A first draft of Clark County’s 2013-14 budget shows a slight rise in expected revenues, a marginally increased county general fund and no expectations that Clark County commissioners will approve a 1 percent property tax raise in the coming year.
The budget’s overall message is that things are getting better in Clark County, but only by a bit.
“There has been slow improvement, with an emphasis on slow, that indicates we may be more stable,” said Budget Director Jim Dickman. “But on revenues, we are close to 2003 levels. We’re just coming off the bottom (of the recession.) Yes, it’s an improvement, but we still aren’t anywhere near the boom times.”
The $874 million draft budget was made public Tuesday night. The budget is down 8 percent from the 2011-12 budget, but Dickman said that largely comes from a reorganization in mental health services that separates some funding from county control.
New expenditures over the previous budget include a $545,000 infusion of money to the county jail for mental health and safety upgrades. Those include new sprinkler heads and shower nozzles to reduce suicide attempts. The money is likely to be split across the 2011-12 and 2013-14 budgets.
The proposed budget also calls for a $72 million transportation improvement program to be implemented in the coming years. Dickman said the expenditure is made possible as a result of paying off certain county debts, which should keep expenses even from the past budget.
County department heads and elected officials presented their individual budgets to commissioners Wednesday. Most departments said they could maintain services at current funding levels.
Judges from the Clark County Superior Court lobbied for additional funding for a third courts commissioner, a position that was cut from the proposed budget. The position has gone unfilled for four years as the court attempted to save money, but
judges called the position critical for future operations. The position would cost $340,000over two years.
County Commissioners Tom Mielke and Steve Stuart both said they are sympathetic to the court’s concerns.

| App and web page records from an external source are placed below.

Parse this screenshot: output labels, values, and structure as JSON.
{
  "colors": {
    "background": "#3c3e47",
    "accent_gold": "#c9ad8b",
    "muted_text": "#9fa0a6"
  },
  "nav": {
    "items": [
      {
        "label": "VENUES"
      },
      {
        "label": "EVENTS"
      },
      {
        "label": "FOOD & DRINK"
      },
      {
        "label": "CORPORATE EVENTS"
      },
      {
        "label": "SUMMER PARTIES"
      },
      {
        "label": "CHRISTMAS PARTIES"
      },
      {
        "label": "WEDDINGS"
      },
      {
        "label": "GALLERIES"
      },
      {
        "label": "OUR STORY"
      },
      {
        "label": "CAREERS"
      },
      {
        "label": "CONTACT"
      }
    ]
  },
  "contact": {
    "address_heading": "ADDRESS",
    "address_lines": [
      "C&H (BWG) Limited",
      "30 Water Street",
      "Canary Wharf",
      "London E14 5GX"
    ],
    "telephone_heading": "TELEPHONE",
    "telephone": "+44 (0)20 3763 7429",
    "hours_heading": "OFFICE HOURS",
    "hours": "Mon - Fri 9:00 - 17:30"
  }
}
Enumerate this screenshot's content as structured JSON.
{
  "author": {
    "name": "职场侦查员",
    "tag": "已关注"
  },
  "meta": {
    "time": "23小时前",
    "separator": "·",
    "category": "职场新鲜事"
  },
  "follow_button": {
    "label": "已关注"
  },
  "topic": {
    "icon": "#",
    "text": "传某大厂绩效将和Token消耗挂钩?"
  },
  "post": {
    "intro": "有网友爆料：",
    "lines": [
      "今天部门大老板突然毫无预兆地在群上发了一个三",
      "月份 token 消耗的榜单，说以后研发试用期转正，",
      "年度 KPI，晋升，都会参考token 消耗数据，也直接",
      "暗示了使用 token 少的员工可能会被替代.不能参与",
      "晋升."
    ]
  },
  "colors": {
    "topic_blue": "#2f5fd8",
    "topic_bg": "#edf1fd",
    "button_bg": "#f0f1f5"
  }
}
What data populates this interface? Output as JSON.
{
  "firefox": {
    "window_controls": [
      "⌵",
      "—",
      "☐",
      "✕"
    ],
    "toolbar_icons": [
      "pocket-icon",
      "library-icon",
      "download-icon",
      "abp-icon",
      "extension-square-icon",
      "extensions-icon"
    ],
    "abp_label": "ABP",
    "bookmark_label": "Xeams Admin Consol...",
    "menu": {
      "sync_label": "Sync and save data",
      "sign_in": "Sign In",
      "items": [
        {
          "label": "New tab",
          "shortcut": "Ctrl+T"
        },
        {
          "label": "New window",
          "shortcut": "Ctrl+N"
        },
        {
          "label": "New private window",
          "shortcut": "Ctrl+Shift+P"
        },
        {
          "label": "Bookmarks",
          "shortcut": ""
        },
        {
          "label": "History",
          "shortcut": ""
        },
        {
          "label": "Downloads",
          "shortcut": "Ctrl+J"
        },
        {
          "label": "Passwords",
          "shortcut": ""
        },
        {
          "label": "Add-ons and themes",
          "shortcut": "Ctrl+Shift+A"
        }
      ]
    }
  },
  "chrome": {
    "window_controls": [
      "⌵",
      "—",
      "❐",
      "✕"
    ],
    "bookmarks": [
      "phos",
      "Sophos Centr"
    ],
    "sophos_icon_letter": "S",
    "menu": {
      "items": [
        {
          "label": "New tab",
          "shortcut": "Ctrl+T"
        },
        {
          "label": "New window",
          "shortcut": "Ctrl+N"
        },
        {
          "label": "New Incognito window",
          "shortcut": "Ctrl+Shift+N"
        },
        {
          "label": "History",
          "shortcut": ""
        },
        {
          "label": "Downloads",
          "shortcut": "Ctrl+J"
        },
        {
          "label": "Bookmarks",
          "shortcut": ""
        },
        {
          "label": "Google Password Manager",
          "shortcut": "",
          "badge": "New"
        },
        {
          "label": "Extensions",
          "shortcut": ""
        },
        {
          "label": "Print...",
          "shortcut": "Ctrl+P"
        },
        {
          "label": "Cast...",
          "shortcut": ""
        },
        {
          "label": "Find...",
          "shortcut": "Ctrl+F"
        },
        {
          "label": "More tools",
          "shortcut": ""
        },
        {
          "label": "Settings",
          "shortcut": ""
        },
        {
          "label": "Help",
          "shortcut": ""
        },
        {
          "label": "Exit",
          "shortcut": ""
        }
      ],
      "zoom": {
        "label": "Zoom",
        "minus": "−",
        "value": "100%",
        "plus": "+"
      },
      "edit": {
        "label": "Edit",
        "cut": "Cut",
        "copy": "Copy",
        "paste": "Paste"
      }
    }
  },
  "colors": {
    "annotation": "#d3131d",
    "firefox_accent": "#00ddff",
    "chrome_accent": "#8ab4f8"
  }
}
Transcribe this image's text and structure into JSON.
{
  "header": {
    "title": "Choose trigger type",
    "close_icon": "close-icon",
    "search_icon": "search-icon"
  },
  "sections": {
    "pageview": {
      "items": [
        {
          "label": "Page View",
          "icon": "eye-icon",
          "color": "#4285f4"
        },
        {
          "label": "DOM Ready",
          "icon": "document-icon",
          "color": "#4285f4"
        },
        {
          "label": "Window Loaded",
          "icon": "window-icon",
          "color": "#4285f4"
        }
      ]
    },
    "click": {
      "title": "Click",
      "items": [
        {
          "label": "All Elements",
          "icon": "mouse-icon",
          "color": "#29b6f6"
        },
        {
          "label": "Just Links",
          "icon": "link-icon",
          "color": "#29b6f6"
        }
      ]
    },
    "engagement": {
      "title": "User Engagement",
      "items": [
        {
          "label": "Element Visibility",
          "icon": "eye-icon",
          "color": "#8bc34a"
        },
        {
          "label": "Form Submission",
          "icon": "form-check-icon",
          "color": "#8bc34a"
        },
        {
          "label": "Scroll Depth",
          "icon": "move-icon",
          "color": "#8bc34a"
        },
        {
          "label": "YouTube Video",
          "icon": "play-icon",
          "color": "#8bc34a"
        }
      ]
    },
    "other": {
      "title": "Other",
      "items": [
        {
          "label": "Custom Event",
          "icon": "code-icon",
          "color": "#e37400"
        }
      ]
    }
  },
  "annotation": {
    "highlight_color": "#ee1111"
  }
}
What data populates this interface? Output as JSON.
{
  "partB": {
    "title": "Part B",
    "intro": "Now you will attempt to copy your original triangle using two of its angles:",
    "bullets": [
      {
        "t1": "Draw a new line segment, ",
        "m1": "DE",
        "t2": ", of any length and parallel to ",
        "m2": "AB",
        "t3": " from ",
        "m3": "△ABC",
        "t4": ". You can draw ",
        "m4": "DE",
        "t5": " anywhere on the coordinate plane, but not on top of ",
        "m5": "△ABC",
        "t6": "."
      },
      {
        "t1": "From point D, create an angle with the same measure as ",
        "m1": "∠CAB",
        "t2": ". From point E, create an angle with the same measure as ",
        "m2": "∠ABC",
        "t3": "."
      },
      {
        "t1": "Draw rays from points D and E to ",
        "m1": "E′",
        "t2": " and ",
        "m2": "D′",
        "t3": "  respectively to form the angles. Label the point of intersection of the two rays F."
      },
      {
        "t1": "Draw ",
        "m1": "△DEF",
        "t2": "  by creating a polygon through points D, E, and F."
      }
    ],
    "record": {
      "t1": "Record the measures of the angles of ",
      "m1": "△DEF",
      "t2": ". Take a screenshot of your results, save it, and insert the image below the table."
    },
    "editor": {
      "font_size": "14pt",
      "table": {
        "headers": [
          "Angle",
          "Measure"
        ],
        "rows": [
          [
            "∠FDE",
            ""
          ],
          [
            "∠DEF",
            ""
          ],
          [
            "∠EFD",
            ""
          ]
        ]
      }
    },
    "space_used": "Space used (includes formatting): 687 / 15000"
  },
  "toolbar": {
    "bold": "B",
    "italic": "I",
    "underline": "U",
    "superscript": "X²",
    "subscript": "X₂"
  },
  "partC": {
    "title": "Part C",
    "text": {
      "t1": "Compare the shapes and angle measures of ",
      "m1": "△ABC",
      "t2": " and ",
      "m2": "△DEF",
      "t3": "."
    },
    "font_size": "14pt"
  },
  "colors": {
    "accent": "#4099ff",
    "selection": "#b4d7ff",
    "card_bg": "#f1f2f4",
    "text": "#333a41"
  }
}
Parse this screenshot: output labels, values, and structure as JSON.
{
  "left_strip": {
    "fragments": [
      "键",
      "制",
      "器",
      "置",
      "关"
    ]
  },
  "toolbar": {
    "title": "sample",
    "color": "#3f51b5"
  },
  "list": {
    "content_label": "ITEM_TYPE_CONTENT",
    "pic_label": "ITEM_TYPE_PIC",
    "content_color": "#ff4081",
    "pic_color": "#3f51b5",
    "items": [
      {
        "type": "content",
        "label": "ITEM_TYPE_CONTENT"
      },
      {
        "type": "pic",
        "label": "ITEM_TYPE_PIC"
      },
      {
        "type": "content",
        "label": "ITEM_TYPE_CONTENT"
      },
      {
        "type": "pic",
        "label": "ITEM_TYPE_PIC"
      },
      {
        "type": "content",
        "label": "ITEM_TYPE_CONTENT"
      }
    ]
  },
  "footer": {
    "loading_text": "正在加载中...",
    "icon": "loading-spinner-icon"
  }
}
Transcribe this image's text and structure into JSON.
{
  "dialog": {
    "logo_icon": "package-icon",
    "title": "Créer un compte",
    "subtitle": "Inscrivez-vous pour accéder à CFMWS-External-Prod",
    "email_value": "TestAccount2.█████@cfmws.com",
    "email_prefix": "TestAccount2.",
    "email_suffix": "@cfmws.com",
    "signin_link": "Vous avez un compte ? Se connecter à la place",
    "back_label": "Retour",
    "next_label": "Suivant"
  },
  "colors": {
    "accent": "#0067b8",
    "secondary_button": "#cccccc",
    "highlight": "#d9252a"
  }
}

The two agreed it is a matter to decide upon during public hearings.
The first public meeting on the budget is planned for Dec. 3.
Commissioner Marc Boldt was not in attendance at the Wednesday meetings as his mother died early Wednesday morning.
David Madore, who leads Boldt in the election for commissioner, attended the meeting as a member of the public.